DATA SUPPLIED: Begin

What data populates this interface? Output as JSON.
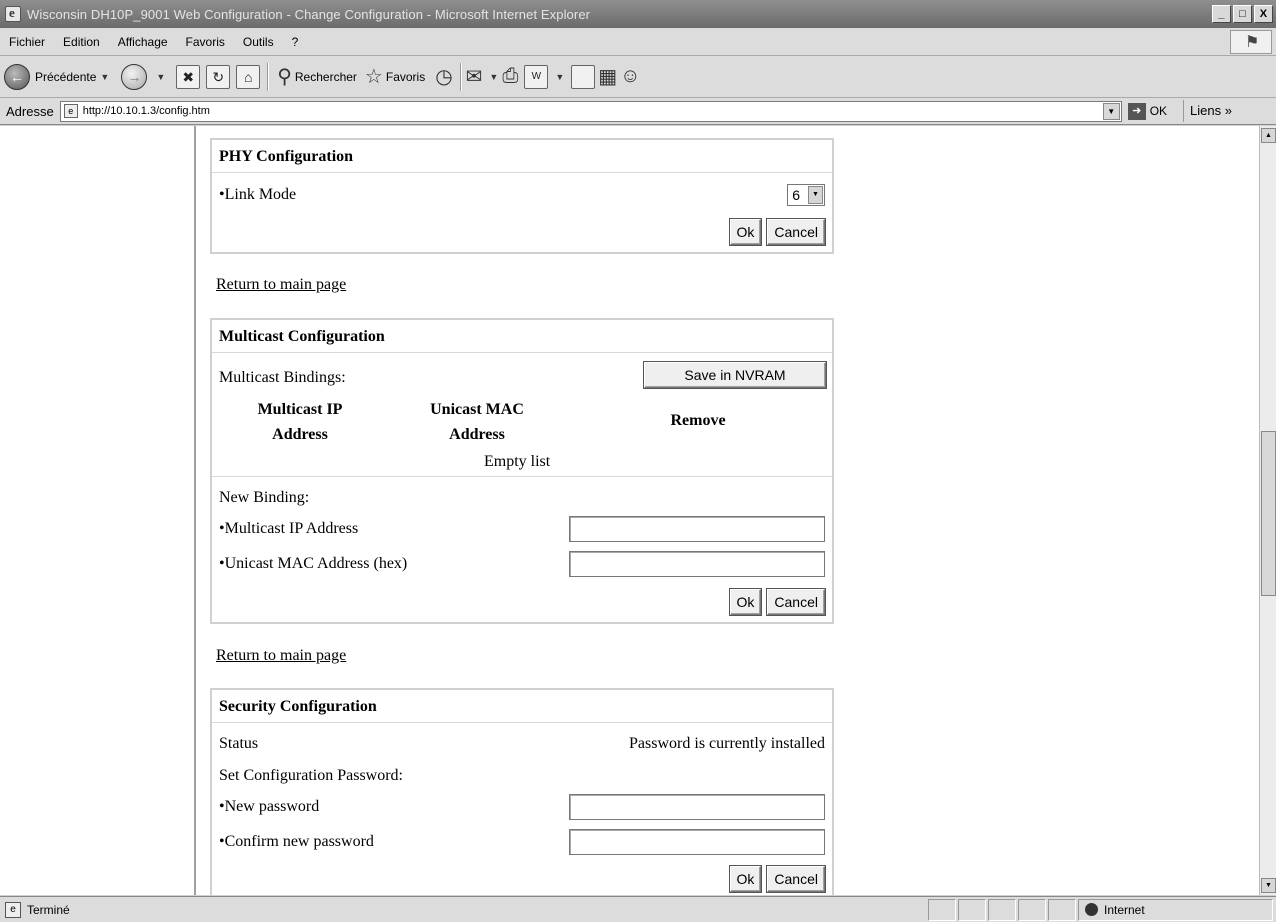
{
  "window": {
    "title": "Wisconsin DH10P_9001 Web Configuration - Change Configuration - Microsoft Internet Explorer",
    "controls": {
      "minimize": "_",
      "maximize": "□",
      "close": "X"
    }
  },
  "menu": [
    "Fichier",
    "Edition",
    "Affichage",
    "Favoris",
    "Outils",
    "?"
  ],
  "toolbar": {
    "back_label": "Précédente",
    "search_label": "Rechercher",
    "favorites_label": "Favoris"
  },
  "address": {
    "label": "Adresse",
    "url": "http://10.10.1.3/config.htm",
    "go_label": "OK",
    "links_label": "Liens »"
  },
  "phy": {
    "title": "PHY Configuration",
    "link_mode_label": "•Link Mode",
    "link_mode_value": "6",
    "ok_label": "Ok",
    "cancel_label": "Cancel"
  },
  "return_link_1": "Return to main page",
  "multicast": {
    "title": "Multicast Configuration",
    "bindings_label": "Multicast Bindings:",
    "save_label": "Save in NVRAM",
    "columns": [
      "Multicast IP Address",
      "Unicast MAC Address",
      "Remove"
    ],
    "empty_text": "Empty list",
    "new_binding_label": "New Binding:",
    "ip_label": "•Multicast IP Address",
    "mac_label": "•Unicast MAC Address (hex)",
    "ip_value": "",
    "mac_value": "",
    "ok_label": "Ok",
    "cancel_label": "Cancel"
  },
  "return_link_2": "Return to main page",
  "security": {
    "title": "Security Configuration",
    "status_label": "Status",
    "status_value": "Password is currently installed",
    "set_label": "Set Configuration Password:",
    "new_label": "•New password",
    "confirm_label": "•Confirm new password",
    "new_value": "",
    "confirm_value": "",
    "ok_label": "Ok",
    "cancel_label": "Cancel"
  },
  "status": {
    "text": "Terminé",
    "zone": "Internet"
  }
}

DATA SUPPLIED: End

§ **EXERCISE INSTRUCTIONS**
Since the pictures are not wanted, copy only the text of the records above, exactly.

§ **SOLUTION**
What data populates this interface? Output as JSON.
{
  "window": {
    "title": "Wisconsin DH10P_9001 Web Configuration - Change Configuration - Microsoft Internet Explorer",
    "controls": {
      "minimize": "_",
      "maximize": "□",
      "close": "X"
    }
  },
  "menu": [
    "Fichier",
    "Edition",
    "Affichage",
    "Favoris",
    "Outils",
    "?"
  ],
  "toolbar": {
    "back_label": "Précédente",
    "search_label": "Rechercher",
    "favorites_label": "Favoris"
  },
  "address": {
    "label": "Adresse",
    "url": "http://10.10.1.3/config.htm",
    "go_label": "OK",
    "links_label": "Liens »"
  },
  "phy": {
    "title": "PHY Configuration",
    "link_mode_label": "•Link Mode",
    "link_mode_value": "6",
    "ok_label": "Ok",
    "cancel_label": "Cancel"
  },
  "return_link_1": "Return to main page",
  "multicast": {
    "title": "Multicast Configuration",
    "bindings_label": "Multicast Bindings:",
    "save_label": "Save in NVRAM",
    "columns": [
      "Multicast IP Address",
      "Unicast MAC Address",
      "Remove"
    ],
    "empty_text": "Empty list",
    "new_binding_label": "New Binding:",
    "ip_label": "•Multicast IP Address",
    "mac_label": "•Unicast MAC Address (hex)",
    "ip_value": "",
    "mac_value": "",
    "ok_label": "Ok",
    "cancel_label": "Cancel"
  },
  "return_link_2": "Return to main page",
  "security": {
    "title": "Security Configuration",
    "status_label": "Status",
    "status_value": "Password is currently installed",
    "set_label": "Set Configuration Password:",
    "new_label": "•New password",
    "confirm_label": "•Confirm new password",
    "new_value": "",
    "confirm_value": "",
    "ok_label": "Ok",
    "cancel_label": "Cancel"
  },
  "status": {
    "text": "Terminé",
    "zone": "Internet"
  }
}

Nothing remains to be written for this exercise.